The brutal scene was described by a reporter from the New York Times:

"Hundreds of policemen and detectives, swinging nightsticks, blackjacks, and bare fists, rushed into the crowd, hitting out at all with whom they came into contract, chasing many across the street and into adjacent thoroughfares and pushing hundreds off their feet. From all parts of the scene of battle came the screams of women and cries of men with bloody heads and faces."[6]

Sharply criticized for the escalation of violence by the police, Whalen was forced to resign his post within two months.[6]

Later career[edit]

He was later appointed by Fiorello La Guardia as Chairman of the Mayor's Committee on Receptions to Distinguished Guests, succeeding William Francis Deegan, and became a public celebrity easily recognized by his exquisitely groomed moustache and carnation boutonniere. In this capacity, in which he served until the early 1950s, he officially welcomed everyone from Charles Lindbergh to Admiral Richard Byrd to Douglas MacArthur to New York and became master of the ticker tape parade.

In 1935 he became president of the New York World Fair Corporation and put a familiar face on the 1939 New York World's Fair. In this capacity he was on the cover of Time magazine on May 1, 1939.[7]

Death and legacy[edit]

Grover Whalen died on April 20, 1962 at age 75.[2]

He is mentioned in the Harold Arlen song Lydia the Tattooed Lady, the Cole Porter song Let's Fly Away, the Bobby Short song Sweet Bye and Bye, as well as in the 1933 film The Prizefighter and the Lady, starring Myrna Loy and Max Baer. Grover Whalen is also mentioned in Once in a Lifetime, a play written by Moss Hart and George S. Kaufman in 1930. He is also mentioned in E.B. White's essay "The World of Tomorrow." Whalen titled his 1955 autobiography "Mr. New York."[8]

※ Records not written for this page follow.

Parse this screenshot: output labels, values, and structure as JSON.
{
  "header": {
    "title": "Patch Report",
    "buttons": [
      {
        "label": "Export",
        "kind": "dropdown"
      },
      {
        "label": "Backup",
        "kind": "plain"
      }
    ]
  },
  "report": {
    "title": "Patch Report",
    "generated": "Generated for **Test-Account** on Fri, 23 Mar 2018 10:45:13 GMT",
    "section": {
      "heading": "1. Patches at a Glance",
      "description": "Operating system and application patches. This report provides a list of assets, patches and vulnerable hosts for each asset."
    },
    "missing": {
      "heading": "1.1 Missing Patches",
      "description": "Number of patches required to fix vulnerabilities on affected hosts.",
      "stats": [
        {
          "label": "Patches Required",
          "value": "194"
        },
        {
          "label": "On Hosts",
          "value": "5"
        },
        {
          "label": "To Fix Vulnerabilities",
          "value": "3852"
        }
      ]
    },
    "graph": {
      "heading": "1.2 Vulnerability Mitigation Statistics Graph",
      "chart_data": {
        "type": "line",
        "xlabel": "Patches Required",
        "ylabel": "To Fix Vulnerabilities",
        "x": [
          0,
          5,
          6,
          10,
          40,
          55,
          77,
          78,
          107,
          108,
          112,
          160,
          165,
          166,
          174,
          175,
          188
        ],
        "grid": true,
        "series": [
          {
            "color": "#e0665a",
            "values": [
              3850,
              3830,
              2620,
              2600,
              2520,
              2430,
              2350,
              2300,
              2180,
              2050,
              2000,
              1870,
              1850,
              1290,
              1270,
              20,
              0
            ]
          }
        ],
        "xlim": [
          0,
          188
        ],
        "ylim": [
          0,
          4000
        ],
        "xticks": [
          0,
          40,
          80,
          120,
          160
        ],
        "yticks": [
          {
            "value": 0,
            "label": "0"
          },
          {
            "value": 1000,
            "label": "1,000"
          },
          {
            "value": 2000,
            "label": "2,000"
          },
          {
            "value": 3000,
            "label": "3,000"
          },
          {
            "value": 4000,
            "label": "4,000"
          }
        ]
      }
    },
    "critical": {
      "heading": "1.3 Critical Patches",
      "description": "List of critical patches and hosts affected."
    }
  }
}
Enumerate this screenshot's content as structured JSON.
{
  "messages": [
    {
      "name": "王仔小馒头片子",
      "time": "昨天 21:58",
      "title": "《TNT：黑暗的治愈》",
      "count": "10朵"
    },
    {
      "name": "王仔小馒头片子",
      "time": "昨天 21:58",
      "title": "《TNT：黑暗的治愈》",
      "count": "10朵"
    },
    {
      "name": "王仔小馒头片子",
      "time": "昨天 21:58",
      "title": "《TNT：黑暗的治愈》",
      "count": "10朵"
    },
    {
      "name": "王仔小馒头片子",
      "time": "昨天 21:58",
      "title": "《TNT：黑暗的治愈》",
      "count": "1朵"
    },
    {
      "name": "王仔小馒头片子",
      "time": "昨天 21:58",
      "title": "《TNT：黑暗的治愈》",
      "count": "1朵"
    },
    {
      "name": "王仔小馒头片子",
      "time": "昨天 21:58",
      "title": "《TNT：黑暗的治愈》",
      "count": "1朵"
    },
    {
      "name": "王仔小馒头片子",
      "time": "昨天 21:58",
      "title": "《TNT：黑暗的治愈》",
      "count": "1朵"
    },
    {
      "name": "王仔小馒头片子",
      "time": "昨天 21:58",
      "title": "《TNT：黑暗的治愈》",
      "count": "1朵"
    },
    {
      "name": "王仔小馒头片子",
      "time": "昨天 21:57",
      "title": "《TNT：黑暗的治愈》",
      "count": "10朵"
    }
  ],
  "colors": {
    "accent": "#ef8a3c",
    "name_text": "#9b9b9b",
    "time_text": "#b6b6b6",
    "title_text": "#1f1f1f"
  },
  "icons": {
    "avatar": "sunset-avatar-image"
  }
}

In the 1971 TV movie The Homecoming: A Christmas Story, Whalen is mentioned in a news broadcast: "Lucky Lindy (Charles Lindbergh) was welcomed on the steps of City Hall by Grover Whalen."

Footnotes[edit]

  1. ^ a b c Tom Duse, "Grover Aloysius Whalen," Find a Grave, www.findagrave.com/
  2. ^ a b c d e "Grover A. Whalen Dies at 75; Made City's Welcome Famous". The New York Times. April 21, 1962. 
  3. ^ "History". WNYC. Retrieved June 30, 2012. 
  4. ^ "Whalen Quits City to Aid Wanamaker". The New York Times. July 2, 1924. 
  5. ^ "High over Palm Beach". Retrieved June 30, 2012. 
  6. ^ a b c Harvey Klehr, The Heyday of American Communism: The Depression Decade. New York: Basic Books, 1984; pp. 33-34.
  7. ^ "In Mr. Whalen's Image". Time Magazine. May 1, 1939.
  8. ^ Mr. New York: The Autobiography of Grover A. Whalen. G.P. Putnam's Sons, 1955.